Together, the three pilots can cover 4,500 acres per day.
"They know their stuff and offer high-quality service," said Pioneer Seed Company rep Bob Hanson, who has hired Noe Aviation to treat a few thousand acres of Pioneer crops for several area farmers. "They are very accommodating.
The third service offered by some crop dusters including Noe Aviation -- something fairly new in the agricultural industry -- is something that may surprise some people: Scattering radish seeds.
Radishes and other cover crops planted late in the season are not harvested, but their presences in the soil offers a variety of benefits.

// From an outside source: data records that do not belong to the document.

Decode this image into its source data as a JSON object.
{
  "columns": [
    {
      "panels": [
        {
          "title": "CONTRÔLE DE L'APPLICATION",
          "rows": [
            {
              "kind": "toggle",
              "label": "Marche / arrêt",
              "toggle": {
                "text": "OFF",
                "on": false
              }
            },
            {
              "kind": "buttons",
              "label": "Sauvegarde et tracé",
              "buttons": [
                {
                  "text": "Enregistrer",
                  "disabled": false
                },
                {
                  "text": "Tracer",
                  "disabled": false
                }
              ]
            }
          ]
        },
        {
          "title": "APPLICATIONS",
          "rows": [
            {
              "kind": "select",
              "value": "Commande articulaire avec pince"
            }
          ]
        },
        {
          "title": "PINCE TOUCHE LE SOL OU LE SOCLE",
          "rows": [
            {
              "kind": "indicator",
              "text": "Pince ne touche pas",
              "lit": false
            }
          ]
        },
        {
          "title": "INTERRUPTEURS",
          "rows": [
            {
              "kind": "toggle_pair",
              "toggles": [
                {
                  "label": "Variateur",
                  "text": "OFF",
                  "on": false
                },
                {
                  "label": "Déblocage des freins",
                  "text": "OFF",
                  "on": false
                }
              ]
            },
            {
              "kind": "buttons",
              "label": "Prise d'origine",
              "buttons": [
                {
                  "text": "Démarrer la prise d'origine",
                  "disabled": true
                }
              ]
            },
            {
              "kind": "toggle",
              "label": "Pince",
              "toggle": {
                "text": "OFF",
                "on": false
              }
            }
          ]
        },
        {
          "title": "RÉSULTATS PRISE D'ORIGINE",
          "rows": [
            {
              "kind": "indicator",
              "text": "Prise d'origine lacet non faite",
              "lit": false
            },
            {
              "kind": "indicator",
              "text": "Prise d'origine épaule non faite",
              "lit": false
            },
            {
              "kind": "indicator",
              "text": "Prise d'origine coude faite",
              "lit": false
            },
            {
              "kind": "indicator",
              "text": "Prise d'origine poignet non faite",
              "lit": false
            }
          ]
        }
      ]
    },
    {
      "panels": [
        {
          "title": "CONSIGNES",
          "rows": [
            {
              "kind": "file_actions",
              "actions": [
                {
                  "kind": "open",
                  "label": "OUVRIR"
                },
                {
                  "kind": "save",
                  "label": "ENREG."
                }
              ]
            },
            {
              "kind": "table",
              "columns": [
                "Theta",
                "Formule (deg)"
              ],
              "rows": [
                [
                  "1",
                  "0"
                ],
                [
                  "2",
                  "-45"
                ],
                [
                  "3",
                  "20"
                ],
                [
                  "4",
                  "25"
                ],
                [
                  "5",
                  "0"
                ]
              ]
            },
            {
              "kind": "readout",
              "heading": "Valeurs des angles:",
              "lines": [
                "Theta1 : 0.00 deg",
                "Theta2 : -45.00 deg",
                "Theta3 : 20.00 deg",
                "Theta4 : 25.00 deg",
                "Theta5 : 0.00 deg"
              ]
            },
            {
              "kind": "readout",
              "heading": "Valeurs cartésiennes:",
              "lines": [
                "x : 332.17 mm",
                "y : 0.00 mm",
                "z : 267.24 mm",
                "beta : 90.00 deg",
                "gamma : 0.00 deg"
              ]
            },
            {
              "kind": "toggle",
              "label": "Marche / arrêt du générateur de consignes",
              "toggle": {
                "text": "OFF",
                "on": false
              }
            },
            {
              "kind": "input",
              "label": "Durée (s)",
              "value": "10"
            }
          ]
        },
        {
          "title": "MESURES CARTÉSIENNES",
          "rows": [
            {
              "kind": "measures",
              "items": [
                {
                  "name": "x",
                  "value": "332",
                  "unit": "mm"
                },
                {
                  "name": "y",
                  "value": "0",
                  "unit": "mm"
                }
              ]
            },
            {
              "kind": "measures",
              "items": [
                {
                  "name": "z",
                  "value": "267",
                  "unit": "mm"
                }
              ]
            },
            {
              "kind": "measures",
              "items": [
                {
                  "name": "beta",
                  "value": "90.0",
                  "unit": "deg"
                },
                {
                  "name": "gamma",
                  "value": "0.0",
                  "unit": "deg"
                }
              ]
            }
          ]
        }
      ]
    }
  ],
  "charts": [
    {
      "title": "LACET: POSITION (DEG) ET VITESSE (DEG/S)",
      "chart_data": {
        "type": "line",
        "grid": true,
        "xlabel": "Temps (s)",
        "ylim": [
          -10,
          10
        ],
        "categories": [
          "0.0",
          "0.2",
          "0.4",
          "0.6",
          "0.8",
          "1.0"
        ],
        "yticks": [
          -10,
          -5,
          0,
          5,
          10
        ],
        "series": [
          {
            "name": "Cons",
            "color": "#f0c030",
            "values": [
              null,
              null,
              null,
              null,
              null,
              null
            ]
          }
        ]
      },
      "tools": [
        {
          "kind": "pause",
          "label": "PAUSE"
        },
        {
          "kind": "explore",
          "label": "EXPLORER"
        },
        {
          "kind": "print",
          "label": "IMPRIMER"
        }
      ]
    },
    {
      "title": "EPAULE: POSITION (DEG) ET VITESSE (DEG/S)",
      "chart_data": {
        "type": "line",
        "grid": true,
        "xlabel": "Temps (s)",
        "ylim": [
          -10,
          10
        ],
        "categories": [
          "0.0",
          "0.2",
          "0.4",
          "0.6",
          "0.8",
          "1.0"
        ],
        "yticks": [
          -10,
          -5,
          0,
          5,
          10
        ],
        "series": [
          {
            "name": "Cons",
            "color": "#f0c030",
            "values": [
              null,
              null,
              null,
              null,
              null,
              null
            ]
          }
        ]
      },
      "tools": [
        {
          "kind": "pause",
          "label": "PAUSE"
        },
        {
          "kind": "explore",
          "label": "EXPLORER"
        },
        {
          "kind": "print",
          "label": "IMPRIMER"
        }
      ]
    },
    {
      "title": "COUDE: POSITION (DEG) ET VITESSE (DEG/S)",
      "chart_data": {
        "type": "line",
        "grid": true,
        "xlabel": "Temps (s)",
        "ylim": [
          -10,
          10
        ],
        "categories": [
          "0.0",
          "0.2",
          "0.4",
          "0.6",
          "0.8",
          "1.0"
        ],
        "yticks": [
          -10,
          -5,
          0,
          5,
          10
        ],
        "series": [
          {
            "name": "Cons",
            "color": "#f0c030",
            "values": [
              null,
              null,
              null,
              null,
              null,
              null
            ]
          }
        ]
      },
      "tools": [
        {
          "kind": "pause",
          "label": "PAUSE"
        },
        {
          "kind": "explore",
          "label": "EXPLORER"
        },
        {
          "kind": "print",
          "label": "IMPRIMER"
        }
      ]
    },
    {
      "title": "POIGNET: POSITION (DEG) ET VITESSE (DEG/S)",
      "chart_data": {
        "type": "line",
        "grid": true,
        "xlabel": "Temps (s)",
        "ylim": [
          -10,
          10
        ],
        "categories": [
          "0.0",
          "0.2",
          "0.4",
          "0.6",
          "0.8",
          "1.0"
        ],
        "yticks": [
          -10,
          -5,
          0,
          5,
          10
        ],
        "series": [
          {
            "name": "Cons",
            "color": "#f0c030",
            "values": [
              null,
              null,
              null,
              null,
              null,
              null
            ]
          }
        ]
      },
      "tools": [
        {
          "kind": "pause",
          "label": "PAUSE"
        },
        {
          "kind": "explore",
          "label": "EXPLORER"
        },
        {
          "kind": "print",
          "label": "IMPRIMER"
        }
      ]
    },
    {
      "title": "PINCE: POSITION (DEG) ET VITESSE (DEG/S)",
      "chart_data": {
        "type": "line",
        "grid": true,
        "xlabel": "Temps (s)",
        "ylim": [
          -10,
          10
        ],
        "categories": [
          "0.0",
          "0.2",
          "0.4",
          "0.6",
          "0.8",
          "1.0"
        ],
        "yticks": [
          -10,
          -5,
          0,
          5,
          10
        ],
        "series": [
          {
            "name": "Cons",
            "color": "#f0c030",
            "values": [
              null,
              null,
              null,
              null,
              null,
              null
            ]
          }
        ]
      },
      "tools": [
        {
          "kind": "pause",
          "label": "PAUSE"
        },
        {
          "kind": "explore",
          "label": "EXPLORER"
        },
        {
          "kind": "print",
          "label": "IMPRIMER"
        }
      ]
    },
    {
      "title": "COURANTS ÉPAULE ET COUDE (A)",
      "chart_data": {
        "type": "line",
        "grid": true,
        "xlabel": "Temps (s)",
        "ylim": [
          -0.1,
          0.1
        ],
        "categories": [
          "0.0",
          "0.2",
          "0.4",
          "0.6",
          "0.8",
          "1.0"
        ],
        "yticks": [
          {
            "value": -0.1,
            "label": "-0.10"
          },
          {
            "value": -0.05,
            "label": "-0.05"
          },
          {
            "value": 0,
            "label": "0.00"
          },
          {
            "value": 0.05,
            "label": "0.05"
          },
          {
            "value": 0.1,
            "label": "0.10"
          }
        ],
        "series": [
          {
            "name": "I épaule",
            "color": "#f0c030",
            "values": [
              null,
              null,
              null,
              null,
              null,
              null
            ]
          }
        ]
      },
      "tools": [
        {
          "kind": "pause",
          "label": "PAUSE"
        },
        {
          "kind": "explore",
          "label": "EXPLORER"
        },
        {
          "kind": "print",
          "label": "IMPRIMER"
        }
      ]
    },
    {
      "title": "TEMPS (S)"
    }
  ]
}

A USDA paper describes the following benefits of radishes as cover crops: Their large roots can help retain soil moisture and reduce erosion. They are excellent at breaking up shallow layers of compacted soils. Planted in late summer, the radishes are not harvested but die in the winter, decay and contribute a nitrogen store for spring planting. Dying off in the winter, the radishes leave root channels so that soil dries and warms up faster in the spring.

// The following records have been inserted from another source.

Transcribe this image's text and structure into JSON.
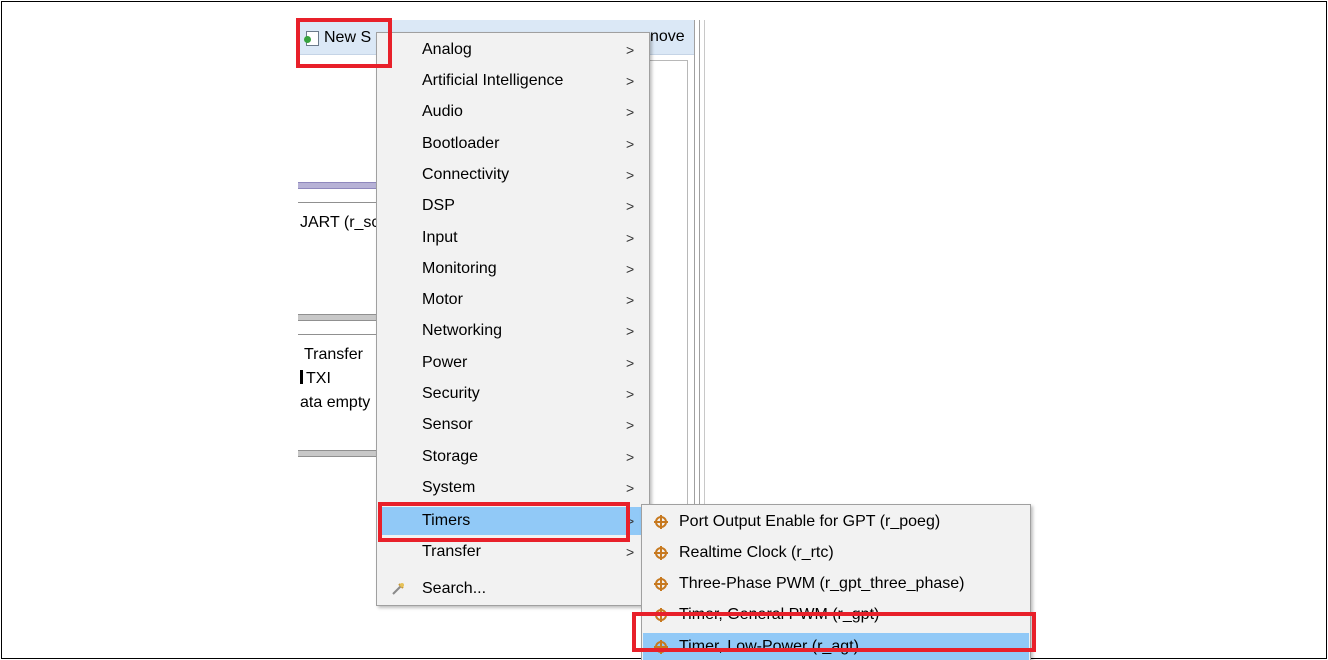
{
  "toolbar": {
    "new_label": "New S",
    "remove_label": "nove"
  },
  "background": {
    "uart_text": "JART (r_sc",
    "transfer_text": "Transfer",
    "txi_text": "TXI",
    "data_empty_text": "ata empty"
  },
  "menu": {
    "items": [
      {
        "label": "Analog"
      },
      {
        "label": "Artificial Intelligence"
      },
      {
        "label": "Audio"
      },
      {
        "label": "Bootloader"
      },
      {
        "label": "Connectivity"
      },
      {
        "label": "DSP"
      },
      {
        "label": "Input"
      },
      {
        "label": "Monitoring"
      },
      {
        "label": "Motor"
      },
      {
        "label": "Networking"
      },
      {
        "label": "Power"
      },
      {
        "label": "Security"
      },
      {
        "label": "Sensor"
      },
      {
        "label": "Storage"
      },
      {
        "label": "System"
      },
      {
        "label": "Timers"
      },
      {
        "label": "Transfer"
      }
    ],
    "search_label": "Search...",
    "arrow": ">",
    "selected": "Timers"
  },
  "submenu": {
    "items": [
      {
        "label": "Port Output Enable for GPT (r_poeg)"
      },
      {
        "label": "Realtime Clock (r_rtc)"
      },
      {
        "label": "Three-Phase PWM (r_gpt_three_phase)"
      },
      {
        "label": "Timer, General PWM (r_gpt)"
      },
      {
        "label": "Timer, Low-Power (r_agt)"
      }
    ],
    "selected": "Timer, Low-Power (r_agt)",
    "icon": "component-icon"
  },
  "colors": {
    "highlight": "#91c9f7",
    "menu_bg": "#f2f2f2",
    "annotation_red": "#e8202a",
    "toolbar_bg": "#dbe8f6"
  }
}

Crop duster planes are much larger than the two- or four-seaters which pilots like the Noes use for recreation and transportation. They are designed to carry 2400 pounds of liquid crop treatment, with larger engines, propellers and much sturdier landing gear. Yet, says Mark, it’s a challenge to land a crop duster if it is full of liquid. For that reason, pilots normally have a back-up location to travel to if circumstances prevent them from treating their original field.
The Noes spend their crop-dusting time in Vinton as well as in Watonga, Oklahoma, where Valter Ohman has been crop dusting for many years.
GPS systems are a key to both efficiency and documentation of what the pilot sprayed, when and where.
Kimberly handles all of the orders, and creates a precise GPS mapping of each field to be treated. The GPS systems tell each pilot exactly where to travel, and records when the sprayer is in use. This helps to provide evidence in case someone complains.
The GPS includes a touch-screen inside the cockpit, and a light bar attached to the front of the planes exterior to guide the pilot to the proper location. Kimberly downloads all of the GPS coordinates for each field onto a zip drive, which the pilot plugs into his GPS unit.
Weather is a big factor for crop dusters. Year-to-year precipitation changes make it hard to plan ahead before the crop-growing season. And daily weather patterns during the crop dusting season can impact the schedule. If it's too windy, hot or humid, the pilots have to delay their work until conditions are more favorable. And even during the application process, wind changes can affect how a pilot finishes a field.
The Noes also love aerial photography. Click HERE to see photos from the 2013 season taken by Kimberly.
Atkins woman wins $30K Iowa Lottery prize
Jennifer Parr's drawing of her mom places 1st at State Fair